Since 1976 he is Secretary-General of the organization, replacing Mahfoud Ali Beiba, who had taken the post as interim Secretary-General after El-Ouali Mustapha Sayed was killed in action in Mauritania. Since that time he is also the president of the Saharawi Arab Democratic Republic (SADR), whose first constitution he was involved in drafting. He lives in exile in the Sahrawi refugee camps in the Tindouf Province of western Algeria.
His brother is Mohamed Lahbib Erguibi, lawyer of many Sahrawi human rights defenders as Aminatou Haidar or Naama Asfari, and former "disappeared" in Moroccan prisons between 1976 and 1991.
According to former members of Polisario now aligned with Morocco, Abdelaziz was "chosen" by Algeria at the top of the organization although he did not belong to the very closed circle of the organization's founders and "he always considered himself to be their man." However, these testimonies were collected by ESISC, a Brussels-based commercial firm in the domain of counselling, including among its clients the Moroccan embassy in Belgium. A Moroccan newspaper that underlined the ties between ESISC and the Moroccan regime, Le Journal Hebdomadaire, was fined by a Moroccan court and finally had to close down.
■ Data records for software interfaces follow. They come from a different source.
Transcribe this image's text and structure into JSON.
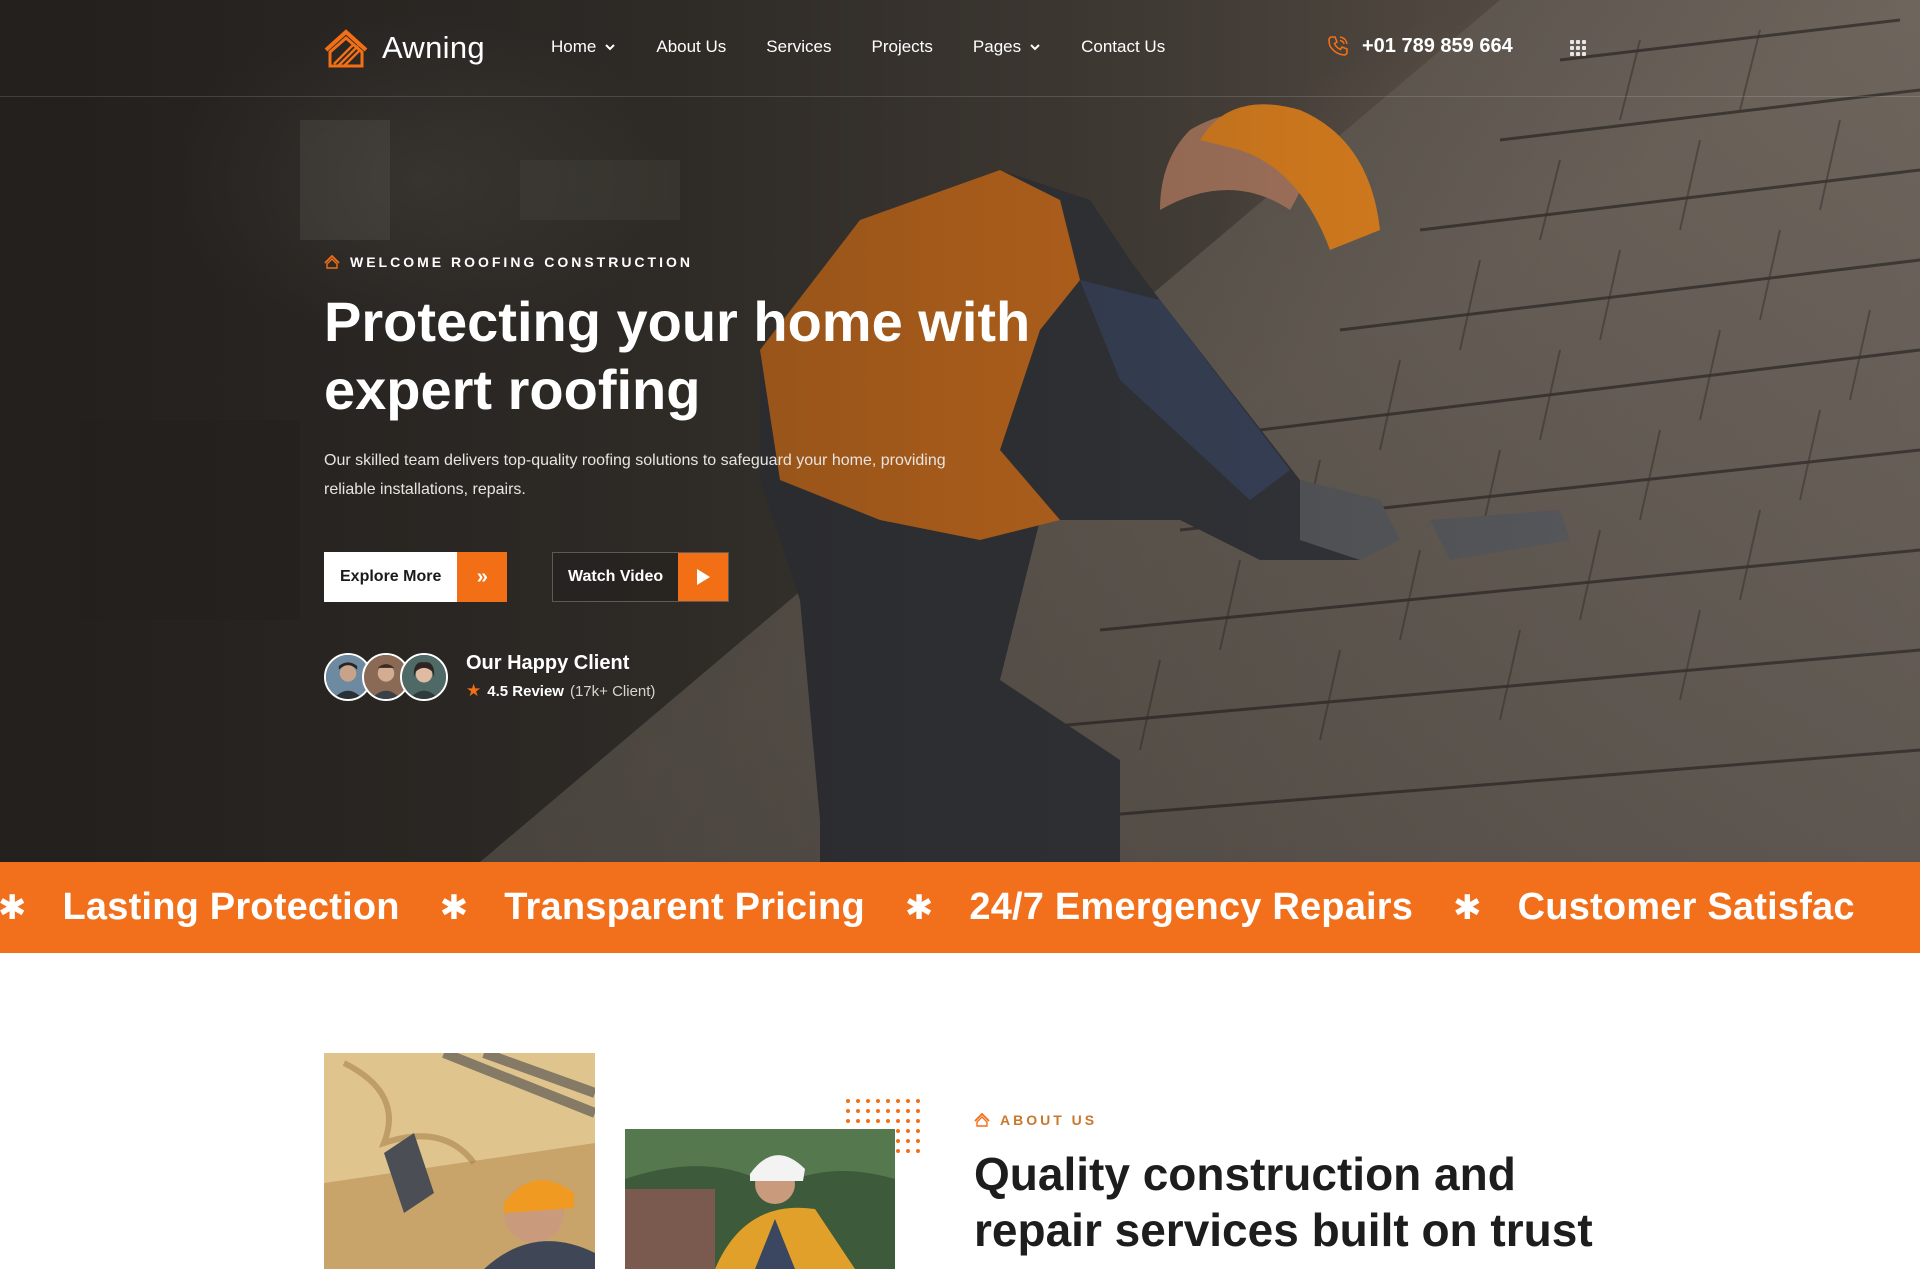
{
  "brand": {
    "name": "Awning",
    "accent": "#f26f16"
  },
  "nav": [
    {
      "label": "Home",
      "dropdown": true
    },
    {
      "label": "About Us",
      "dropdown": false
    },
    {
      "label": "Services",
      "dropdown": false
    },
    {
      "label": "Projects",
      "dropdown": false
    },
    {
      "label": "Pages",
      "dropdown": true
    },
    {
      "label": "Contact Us",
      "dropdown": false
    }
  ],
  "header": {
    "phone": "+01 789 859 664",
    "phone_icon": "phone-icon",
    "menu_icon": "grid-menu-icon"
  },
  "hero": {
    "eyebrow": "WELCOME ROOFING CONSTRUCTION",
    "title": "Protecting your home with expert roofing",
    "description": "Our skilled team delivers top-quality roofing solutions to safeguard your home, providing reliable installations, repairs.",
    "explore_label": "Explore More",
    "video_label": "Watch Video",
    "clients_title": "Our Happy Client",
    "review_score": "4.5 Review",
    "review_count": "(17k+ Client)"
  },
  "marquee": [
    "Lasting Protection",
    "Transparent Pricing",
    "24/7 Emergency Repairs",
    "Customer Satisfac"
  ],
  "about": {
    "eyebrow": "ABOUT US",
    "title": "Quality construction and repair services built on trust"
  }
}
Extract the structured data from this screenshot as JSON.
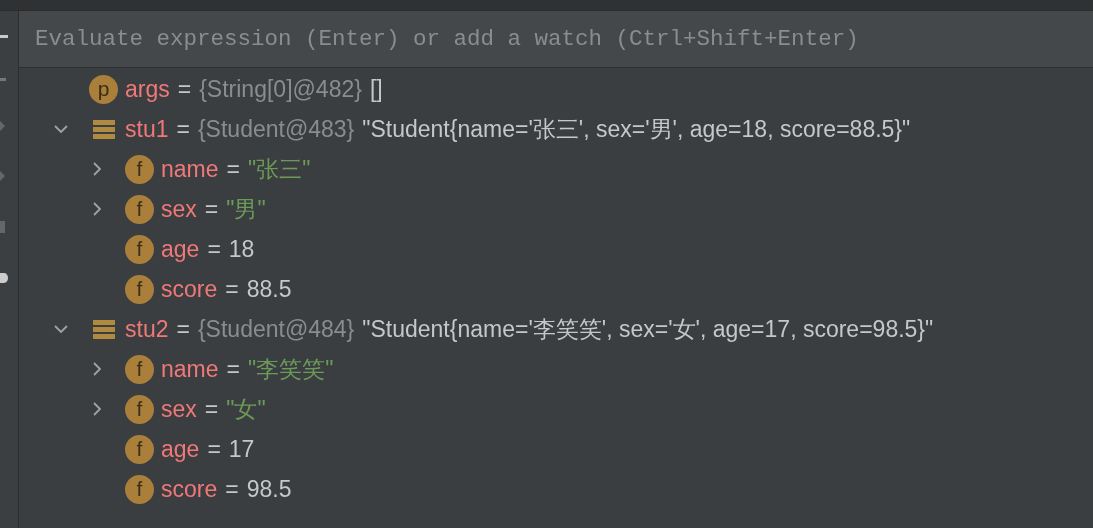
{
  "watch_field": {
    "placeholder": "Evaluate expression (Enter) or add a watch (Ctrl+Shift+Enter)"
  },
  "variables": [
    {
      "kind": "parameter",
      "badge": "p",
      "name": "args",
      "operator": "=",
      "type": "{String[0]@482}",
      "value": {
        "kind": "plain",
        "text": "[]"
      }
    },
    {
      "kind": "object",
      "name": "stu1",
      "operator": "=",
      "type": "{Student@483}",
      "value": {
        "kind": "plain",
        "text": "\"Student{name='张三', sex='男', age=18, score=88.5}\""
      },
      "expanded": true,
      "children": [
        {
          "kind": "field",
          "badge": "f",
          "name": "name",
          "operator": "=",
          "value": {
            "kind": "string",
            "text": "\"张三\""
          },
          "expanded": false
        },
        {
          "kind": "field",
          "badge": "f",
          "name": "sex",
          "operator": "=",
          "value": {
            "kind": "string",
            "text": "\"男\""
          },
          "expanded": false
        },
        {
          "kind": "field",
          "badge": "f",
          "name": "age",
          "operator": "=",
          "value": {
            "kind": "plain",
            "text": "18"
          }
        },
        {
          "kind": "field",
          "badge": "f",
          "name": "score",
          "operator": "=",
          "value": {
            "kind": "plain",
            "text": "88.5"
          }
        }
      ]
    },
    {
      "kind": "object",
      "name": "stu2",
      "operator": "=",
      "type": "{Student@484}",
      "value": {
        "kind": "plain",
        "text": "\"Student{name='李笑笑', sex='女', age=17, score=98.5}\""
      },
      "expanded": true,
      "children": [
        {
          "kind": "field",
          "badge": "f",
          "name": "name",
          "operator": "=",
          "value": {
            "kind": "string",
            "text": "\"李笑笑\""
          },
          "expanded": false
        },
        {
          "kind": "field",
          "badge": "f",
          "name": "sex",
          "operator": "=",
          "value": {
            "kind": "string",
            "text": "\"女\""
          },
          "expanded": false
        },
        {
          "kind": "field",
          "badge": "f",
          "name": "age",
          "operator": "=",
          "value": {
            "kind": "plain",
            "text": "17"
          }
        },
        {
          "kind": "field",
          "badge": "f",
          "name": "score",
          "operator": "=",
          "value": {
            "kind": "plain",
            "text": "98.5"
          }
        }
      ]
    }
  ]
}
The press freedom watchdog Reporters Without Borders (RSF) described the trial as "politically motivated and unfair".
From : www.wikipedia.org